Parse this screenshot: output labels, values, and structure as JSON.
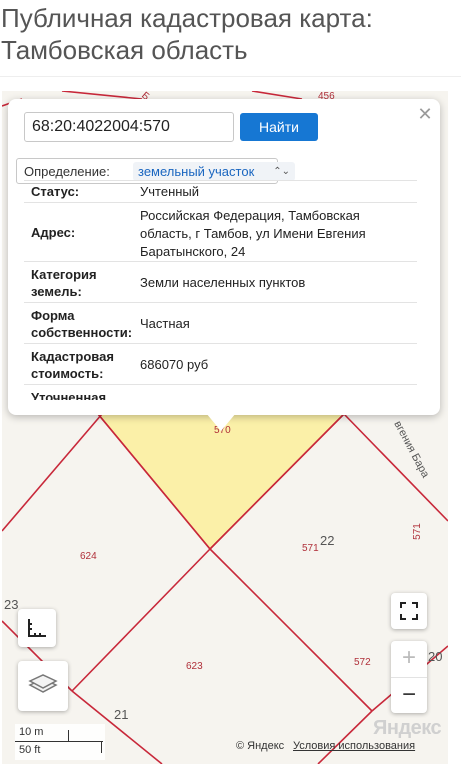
{
  "page": {
    "title_line1": "Публичная кадастровая карта:",
    "title_line2": "Тамбовская область"
  },
  "search": {
    "value": "68:20:4022004:570",
    "button_label": "Найти"
  },
  "definition": {
    "label": "Определение:",
    "selected": "земельный участок"
  },
  "info_rows": [
    {
      "label": "Статус:",
      "value": "Учтенный"
    },
    {
      "label": "Адрес:",
      "value_lines": [
        "Российская Федерация, Тамбовская",
        "область, г Тамбов, ул Имени Евгения",
        "Баратынского, 24"
      ]
    },
    {
      "label_lines": [
        "Категория",
        "земель:"
      ],
      "value": "Земли населенных пунктов"
    },
    {
      "label_lines": [
        "Форма",
        "собственности:"
      ],
      "value": "Частная"
    },
    {
      "label_lines": [
        "Кадастровая",
        "стоимость:"
      ],
      "value": "686070 руб"
    },
    {
      "label": "Уточненная"
    }
  ],
  "map": {
    "plots": [
      "456",
      "570",
      "624",
      "571",
      "22",
      "571",
      "623",
      "572",
      "21",
      "23",
      "20"
    ],
    "street_label": "вгения Бара",
    "top_label": "Б",
    "highlight_color": "#fbf0a8",
    "line_color": "#c8283a"
  },
  "scale": {
    "metric": "10 m",
    "imperial": "50 ft"
  },
  "footer": {
    "logo": "Яндекс",
    "copyright": "© Яндекс",
    "terms": "Условия использования"
  },
  "icons": {
    "close": "close-icon",
    "fullscreen": "fullscreen-icon",
    "ruler": "ruler-icon",
    "layers": "layers-icon"
  }
}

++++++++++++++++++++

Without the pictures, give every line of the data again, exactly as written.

Parse this screenshot: output labels, values, and structure as JSON.
{
  "page": {
    "title_line1": "Публичная кадастровая карта:",
    "title_line2": "Тамбовская область"
  },
  "search": {
    "value": "68:20:4022004:570",
    "button_label": "Найти"
  },
  "definition": {
    "label": "Определение:",
    "selected": "земельный участок"
  },
  "info_rows": [
    {
      "label": "Статус:",
      "value": "Учтенный"
    },
    {
      "label": "Адрес:",
      "value_lines": [
        "Российская Федерация, Тамбовская",
        "область, г Тамбов, ул Имени Евгения",
        "Баратынского, 24"
      ]
    },
    {
      "label_lines": [
        "Категория",
        "земель:"
      ],
      "value": "Земли населенных пунктов"
    },
    {
      "label_lines": [
        "Форма",
        "собственности:"
      ],
      "value": "Частная"
    },
    {
      "label_lines": [
        "Кадастровая",
        "стоимость:"
      ],
      "value": "686070 руб"
    },
    {
      "label": "Уточненная"
    }
  ],
  "map": {
    "plots": [
      "456",
      "570",
      "624",
      "571",
      "22",
      "571",
      "623",
      "572",
      "21",
      "23",
      "20"
    ],
    "street_label": "вгения Бара",
    "top_label": "Б",
    "highlight_color": "#fbf0a8",
    "line_color": "#c8283a"
  },
  "scale": {
    "metric": "10 m",
    "imperial": "50 ft"
  },
  "footer": {
    "logo": "Яндекс",
    "copyright": "© Яндекс",
    "terms": "Условия использования"
  },
  "icons": {
    "close": "close-icon",
    "fullscreen": "fullscreen-icon",
    "ruler": "ruler-icon",
    "layers": "layers-icon"
  }
}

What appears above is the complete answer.